But—and I apologize preemptively for using italics twice in the same sentence—how much do I really hate Post Malone? I was forced to reexamine my preconceptions when freethinking City Pages Web Editor Jay Boller casually expressed his moderate enjoyment of Posty’s “Better Now” the other day on Gchat (or, whatever, “Hangouts,” you know what I’m talking about). What was I to say? (I believe my exact response was first “Jay.” and then “hmm”.) Malone’s persistence annoys me—he’s the roommate who's always playing video games on the couch every time. And I respect fun way too much to allow today’s youth to believe that listening to Post allows them to have it. But “hate” is a strong word for such weak music.

(When I asked if I could expose him as a Post apologist here—only a true monster violates the sanctity of chat by quoting without permission—Jay not only consented but threw down with "'Better Now’ is the cuck-emo anthem of the century,” an opinion I definitely enjoy more than any Post Malone song.)

So when I saw Spider-Man: Into the Spider-Verse last weekend my hereto mostly unexamined aversion to Posty had been jostled into my conscious thoughts, and a response I’d once classified as hatred was debating whether to wade into the lukewarm shallows of mere dislike and latent hostility.
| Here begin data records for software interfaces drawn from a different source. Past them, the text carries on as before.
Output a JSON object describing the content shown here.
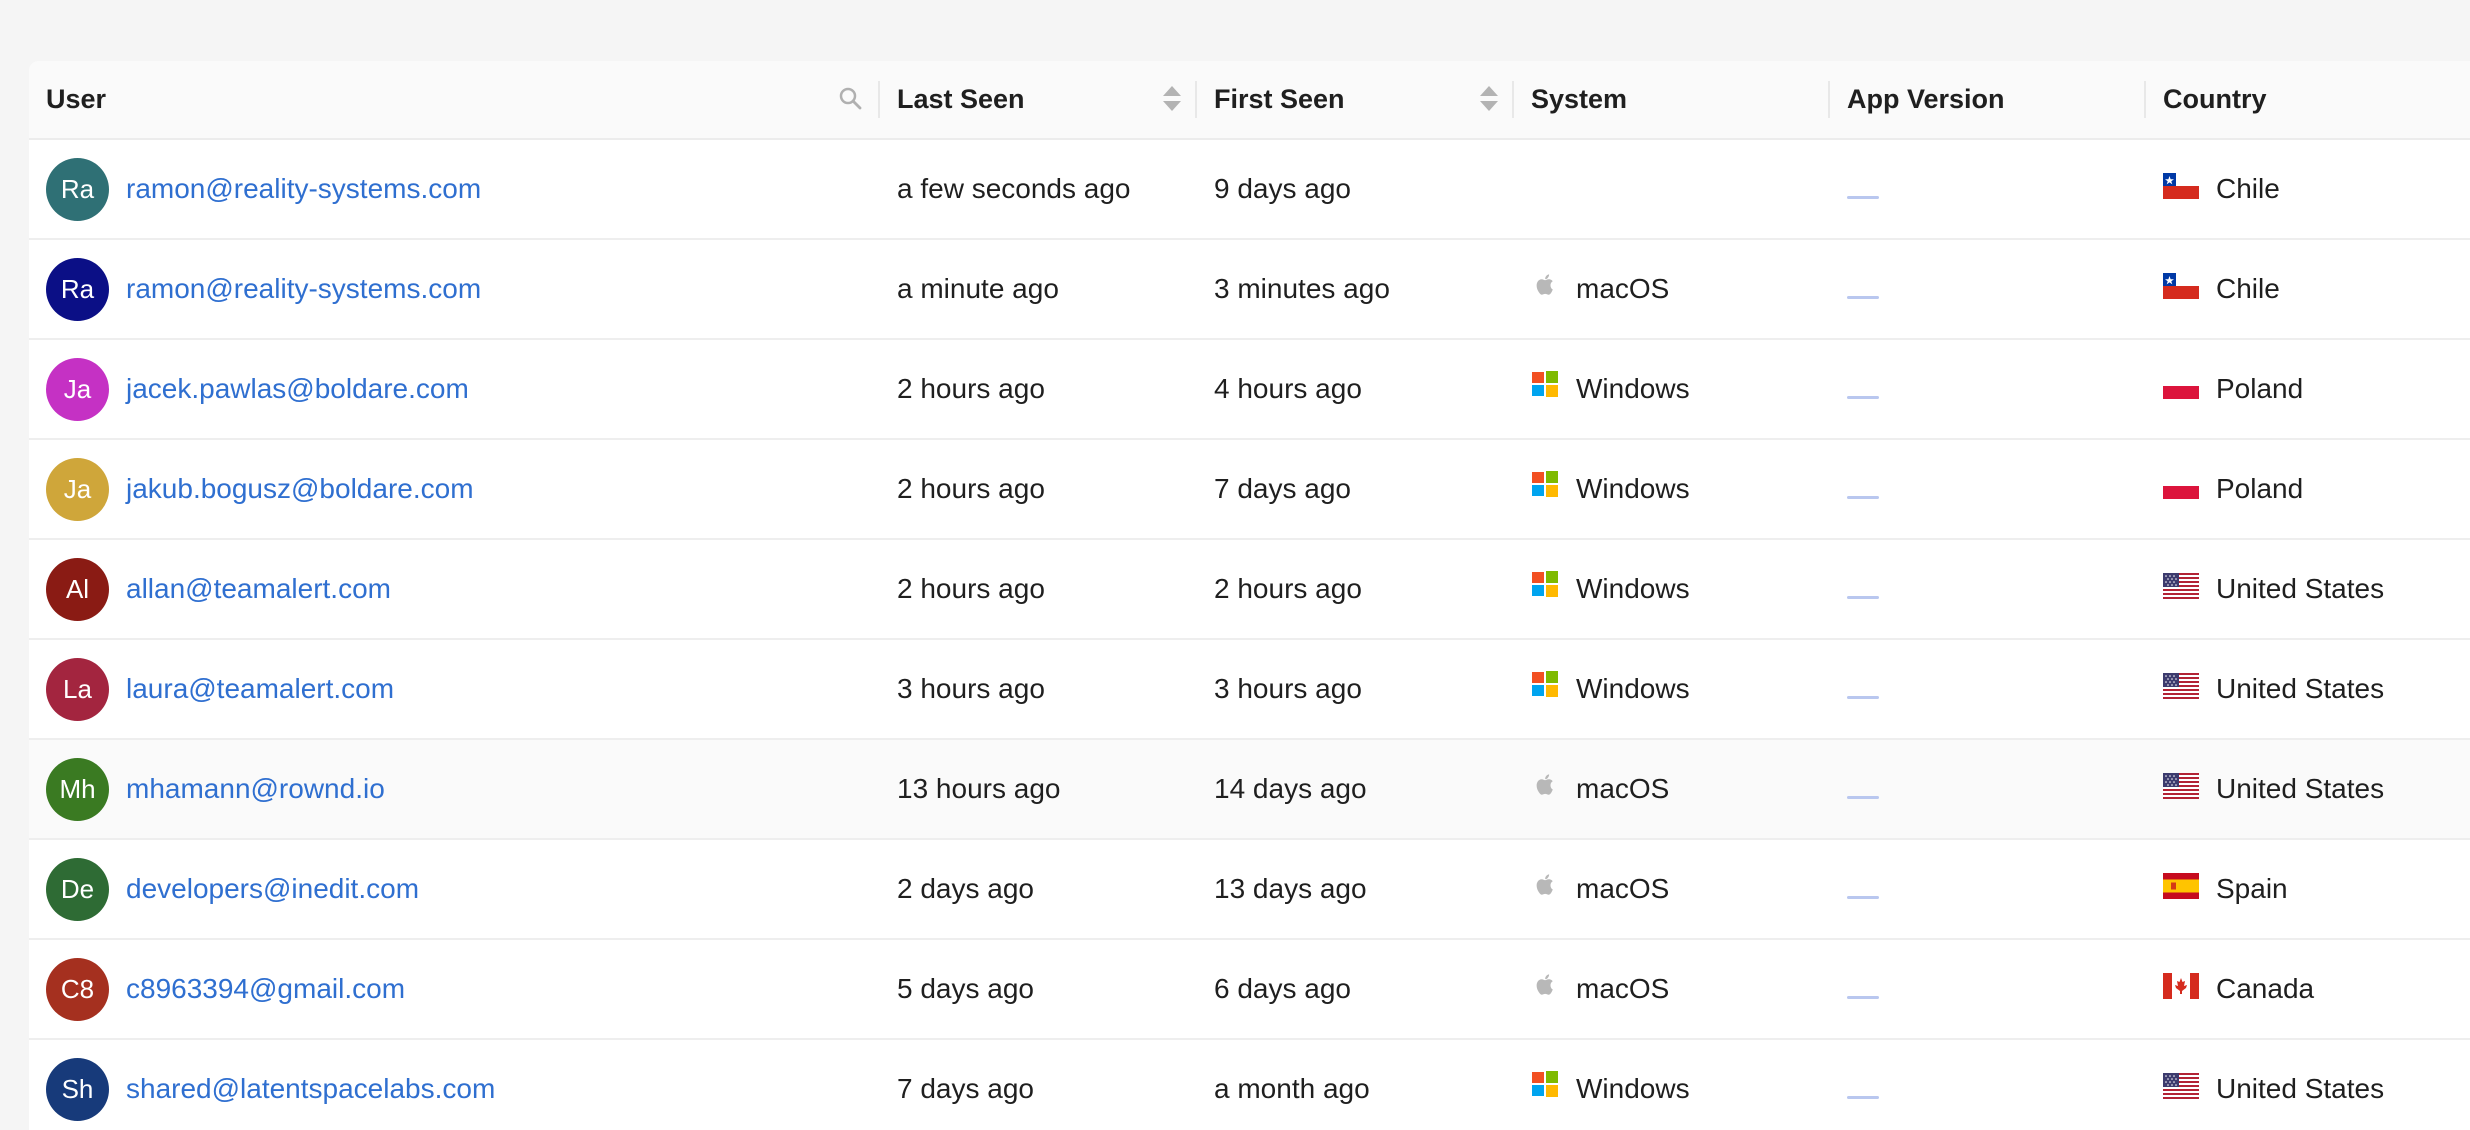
{
  "columns": [
    {
      "label": "User"
    },
    {
      "label": "Last Seen"
    },
    {
      "label": "First Seen"
    },
    {
      "label": "System"
    },
    {
      "label": "App Version"
    },
    {
      "label": "Country"
    }
  ],
  "rows": [
    {
      "initials": "Ra",
      "avatar_color": "#2f7075",
      "email": "ramon@reality-systems.com",
      "last_seen": "a few seconds ago",
      "first_seen": "9 days ago",
      "system": "",
      "os": "none",
      "country": "Chile",
      "flag": "chile"
    },
    {
      "initials": "Ra",
      "avatar_color": "#0b0f86",
      "email": "ramon@reality-systems.com",
      "last_seen": "a minute ago",
      "first_seen": "3 minutes ago",
      "system": "macOS",
      "os": "apple-icon",
      "country": "Chile",
      "flag": "chile"
    },
    {
      "initials": "Ja",
      "avatar_color": "#c531c4",
      "email": "jacek.pawlas@boldare.com",
      "last_seen": "2 hours ago",
      "first_seen": "4 hours ago",
      "system": "Windows",
      "os": "windows-icon",
      "country": "Poland",
      "flag": "poland"
    },
    {
      "initials": "Ja",
      "avatar_color": "#cfa63a",
      "email": "jakub.bogusz@boldare.com",
      "last_seen": "2 hours ago",
      "first_seen": "7 days ago",
      "system": "Windows",
      "os": "windows-icon",
      "country": "Poland",
      "flag": "poland"
    },
    {
      "initials": "Al",
      "avatar_color": "#8a1b14",
      "email": "allan@teamalert.com",
      "last_seen": "2 hours ago",
      "first_seen": "2 hours ago",
      "system": "Windows",
      "os": "windows-icon",
      "country": "United States",
      "flag": "usa"
    },
    {
      "initials": "La",
      "avatar_color": "#a3253f",
      "email": "laura@teamalert.com",
      "last_seen": "3 hours ago",
      "first_seen": "3 hours ago",
      "system": "Windows",
      "os": "windows-icon",
      "country": "United States",
      "flag": "usa"
    },
    {
      "initials": "Mh",
      "avatar_color": "#3a7a22",
      "email": "mhamann@rownd.io",
      "last_seen": "13 hours ago",
      "first_seen": "14 days ago",
      "system": "macOS",
      "os": "apple-icon",
      "country": "United States",
      "flag": "usa"
    },
    {
      "initials": "De",
      "avatar_color": "#2e6b34",
      "email": "developers@inedit.com",
      "last_seen": "2 days ago",
      "first_seen": "13 days ago",
      "system": "macOS",
      "os": "apple-icon",
      "country": "Spain",
      "flag": "spain"
    },
    {
      "initials": "C8",
      "avatar_color": "#a5301f",
      "email": "c8963394@gmail.com",
      "last_seen": "5 days ago",
      "first_seen": "6 days ago",
      "system": "macOS",
      "os": "apple-icon",
      "country": "Canada",
      "flag": "canada"
    },
    {
      "initials": "Sh",
      "avatar_color": "#173a7a",
      "email": "shared@latentspacelabs.com",
      "last_seen": "7 days ago",
      "first_seen": "a month ago",
      "system": "Windows",
      "os": "windows-icon",
      "country": "United States",
      "flag": "usa"
    }
  ],
  "colors": {
    "link": "#2f6fd0",
    "header_bg": "#fafafa",
    "page_bg": "#f5f5f5",
    "empty_dash": "#b9c7ef"
  }
}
And then, after a movie that’s as smart and fun as you’ve probably already heard, there he was, Post Malone, in the credits. He played “Brooklyn Bystander.” I looked it up. He had one line. A joke. It was a good one. Your kids won’t get it.
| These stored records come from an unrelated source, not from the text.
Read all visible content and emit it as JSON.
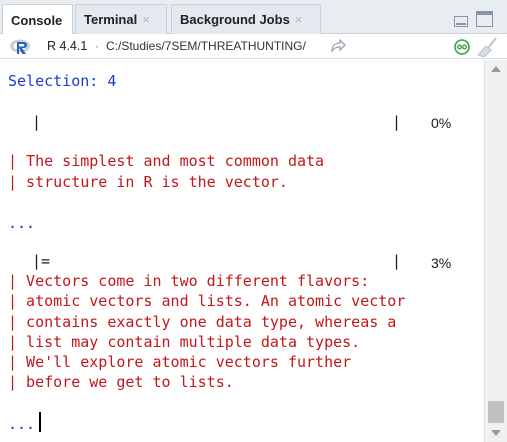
{
  "tabs": [
    {
      "label": "Console",
      "active": true,
      "closable": false
    },
    {
      "label": "Terminal",
      "active": false,
      "closable": true
    },
    {
      "label": "Background Jobs",
      "active": false,
      "closable": true
    }
  ],
  "close_glyph": "×",
  "pathbar": {
    "r_version": "R 4.4.1",
    "separator": "·",
    "path": "C:/Studies/7SEM/THREATHUNTING/",
    "icons": [
      "r-logo-icon",
      "go-to-directory-icon",
      "background-job-icon",
      "broom-clear-icon"
    ]
  },
  "console": {
    "selection": "Selection: 4",
    "progress_1": {
      "bar": "|",
      "end": "|",
      "percent_label": "0%",
      "percent": 0
    },
    "message_1": [
      "| The simplest and most common data",
      "| structure in R is the vector."
    ],
    "continue_1": "...",
    "progress_2": {
      "bar": "|=",
      "end": "|",
      "percent_label": "3%",
      "percent": 3
    },
    "message_2": [
      "| Vectors come in two different flavors:",
      "| atomic vectors and lists. An atomic vector",
      "| contains exactly one data type, whereas a",
      "| list may contain multiple data types.",
      "| We'll explore atomic vectors further",
      "| before we get to lists."
    ],
    "continue_2": "..."
  },
  "colors": {
    "prompt_blue": "#1a3ccc",
    "message_red": "#c4161c",
    "tabbar_bg": "#e8edf2"
  }
}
More significantly, the movie uses Malone’s new hit as part of the funniest headphone-singalong gag since Eddie Murphy tried to screech both lead and backup on “Roxanne.” When teen Spider-Man-to-be Miles Morales first appears, he’s at his desk, rap-singing along to “Sunflower,” or rather, trying to—the song’s slurred delivery means he can only make out the vowels. The gag’s even funnier now than it must have been in production, since “Sunflower” has become an actual hit and so many of us have made similar incoherent noises in its presence.
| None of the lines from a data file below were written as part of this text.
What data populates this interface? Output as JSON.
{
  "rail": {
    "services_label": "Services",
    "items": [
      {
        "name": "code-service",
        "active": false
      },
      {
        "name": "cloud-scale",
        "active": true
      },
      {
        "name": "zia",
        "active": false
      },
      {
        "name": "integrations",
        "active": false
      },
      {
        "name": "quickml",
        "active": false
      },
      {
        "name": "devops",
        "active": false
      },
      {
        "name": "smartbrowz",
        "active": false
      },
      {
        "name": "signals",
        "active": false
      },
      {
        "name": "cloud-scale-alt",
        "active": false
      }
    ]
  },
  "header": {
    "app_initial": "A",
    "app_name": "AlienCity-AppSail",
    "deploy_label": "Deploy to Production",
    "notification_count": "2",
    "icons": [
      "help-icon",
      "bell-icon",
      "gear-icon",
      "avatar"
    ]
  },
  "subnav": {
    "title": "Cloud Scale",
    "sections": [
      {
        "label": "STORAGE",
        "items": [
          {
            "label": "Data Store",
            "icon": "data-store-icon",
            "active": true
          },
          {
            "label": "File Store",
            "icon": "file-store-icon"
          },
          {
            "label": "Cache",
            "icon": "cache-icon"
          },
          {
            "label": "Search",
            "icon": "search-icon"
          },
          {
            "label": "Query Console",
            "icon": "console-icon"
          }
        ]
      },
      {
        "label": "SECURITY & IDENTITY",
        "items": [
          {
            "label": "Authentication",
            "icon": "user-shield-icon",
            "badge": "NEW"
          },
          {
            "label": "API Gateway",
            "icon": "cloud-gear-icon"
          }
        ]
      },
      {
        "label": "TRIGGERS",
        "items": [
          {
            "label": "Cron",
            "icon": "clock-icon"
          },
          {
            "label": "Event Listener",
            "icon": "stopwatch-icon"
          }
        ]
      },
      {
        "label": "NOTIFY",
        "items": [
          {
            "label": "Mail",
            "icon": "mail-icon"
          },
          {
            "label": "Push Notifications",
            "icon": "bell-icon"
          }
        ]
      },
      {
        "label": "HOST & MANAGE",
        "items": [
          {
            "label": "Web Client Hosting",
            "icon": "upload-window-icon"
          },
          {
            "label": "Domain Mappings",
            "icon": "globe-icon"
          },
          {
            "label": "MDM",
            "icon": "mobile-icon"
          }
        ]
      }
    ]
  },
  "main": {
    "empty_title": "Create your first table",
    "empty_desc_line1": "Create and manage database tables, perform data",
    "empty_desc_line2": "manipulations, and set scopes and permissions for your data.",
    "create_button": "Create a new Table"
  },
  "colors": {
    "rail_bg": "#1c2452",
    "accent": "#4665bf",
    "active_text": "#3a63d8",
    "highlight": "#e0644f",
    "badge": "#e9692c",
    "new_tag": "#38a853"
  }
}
Like the movie itself, the soundtrack to Spider-Man: Into the Spider-Verse is self-aware, knowledgable about its milieu, and rarely pandering. (Still, what idiot didn’t just call it Spider-Verses?) Here’s modern rap reimagined as music that might be marketed to a kid whose nervous system isn’t flooded with testosterone or THC—a kid, in other words, like Miles. (And apparently a kid who’s pretty clued- the-fuck-in if he’s listening to Thutmose—if you’re an increasingly out-of-it rap fan who’s heard the names Denzel Curry or Ski Mask the Slump God but hasn’t had time to investigate further, here’s your way in.)

In fact, just as the soundtracks of the ’80s did with power ballads and synthpop strive-rock, the Spider-Verse soundtrack streamlines hit music for cinematic effect. The druggy haze is aired out; the aggro edge is dialed down. What remains is the artery-thumping anthemry and devilishly simple sing-song elements. (Though when it’s time for a mock training sequence, the movie heads back to the Age of Reagan for John Parr’s “Man in Motion”—like I said, self-aware.) Of course, this music is cooler than ’80s schlock, and even when it’s not, I’ll still take Juice Wrld over Kenny Loggins.

But back to the “Sunflower” gag. Not since the CW used Michelle Branch’s “Goodbye to You” for the commercials leading up to the Buffy finale—and that’s what, 16 years ago now, sheesh—has an effective song placement like this softened me up on an unremarkable hit. But you know what, now that I think about it, the part where Miles stumbles over the lyrics? That’s Swae Lee’s voice he’s trying to keep up with. So how much credit does Posty really deserve here?

Is it too late to change the headline to read “6% less”?